“I don’t want them to tell me what they think I want to hear. I want to get right to the bottom of it, and when they say ‘It seems to be working,’ I will ask them, ‘Why do you say that? Why do you think it’s working? Give me some evidence’,” Collichio said.
Right now, there is not much assessment data to prove that the segregated classes at North have made a significant academic impact. Collichio and the teachers are waiting for the final quarters of the year to get more results and data in terms of examination improvement.
Chuck Swierski, another algebra teacher at North, commented on his classroom situation this year, and the results he has seen so far.
“I think in my girls’ class I’m getting more participation than I ordinarily would see with the girls when they’re mixed with the boys. As far as achievement goes, it’s kind of too early to tell,” Swierski said.
In the meantime, they are looking at other types of data.
“It’s not only assessment data. It’s the disciplinary referrals that come from the class, how satisfied are the kids with the class, how satisfied are the parents, how satisfied are the teachers,” Collichio said. “It’s a multi-prong look at things, it’s not one-dimensional feedback that I want. I want a multidimensional perspective,” said Collichio.
While putting this experiment into action and talking to the counselors at North, Collichio realized that talking to the students about their experiences would be essential in making this change a success.
Josh DiLiberta, a ninth-grader in an all-boys algebra class, had an opinion of his experience so far this year.
“It has its pros and cons. I think the environment just changes instantly. At the end of the day, if they were to do it again, I wouldn’t be opposed to it. I’d be perfectly OK with it,” DiLiberta said.
Lauren Meyer, another freshman in an all-girls class, agreed that there are differences, but the changes aren’t too drastic.
“You get more done,” said Meyer.
There have not been many complaints from the parents and community with regard to the separated classes. Throughout this change and this process, North has tried to keep everything out in the open. The staff at the school is very interested in meeting the needs of the parents.
“Most parents are fine with it. That may change as the year goes on, because I always get a certain amount of people who are concerned about their teacher, about the work load, about whatever happens in there, but I don’t anticipate an issue here,” Collichio said.
Even though the gender segregated algebra classes aren’t permanent at North, Collichio’s expectations and hopes for his students remain the same.

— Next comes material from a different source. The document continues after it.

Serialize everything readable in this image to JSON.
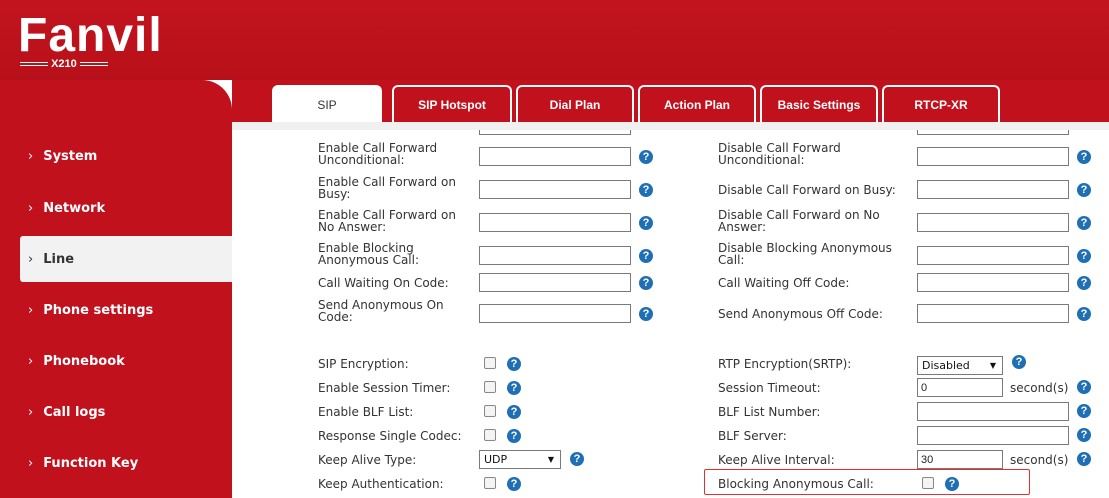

“I want our students to do the best they can. That’s the underlying thing with everything that we do here.”
Annabeth Collis is a sophomore at Williamsville North High School.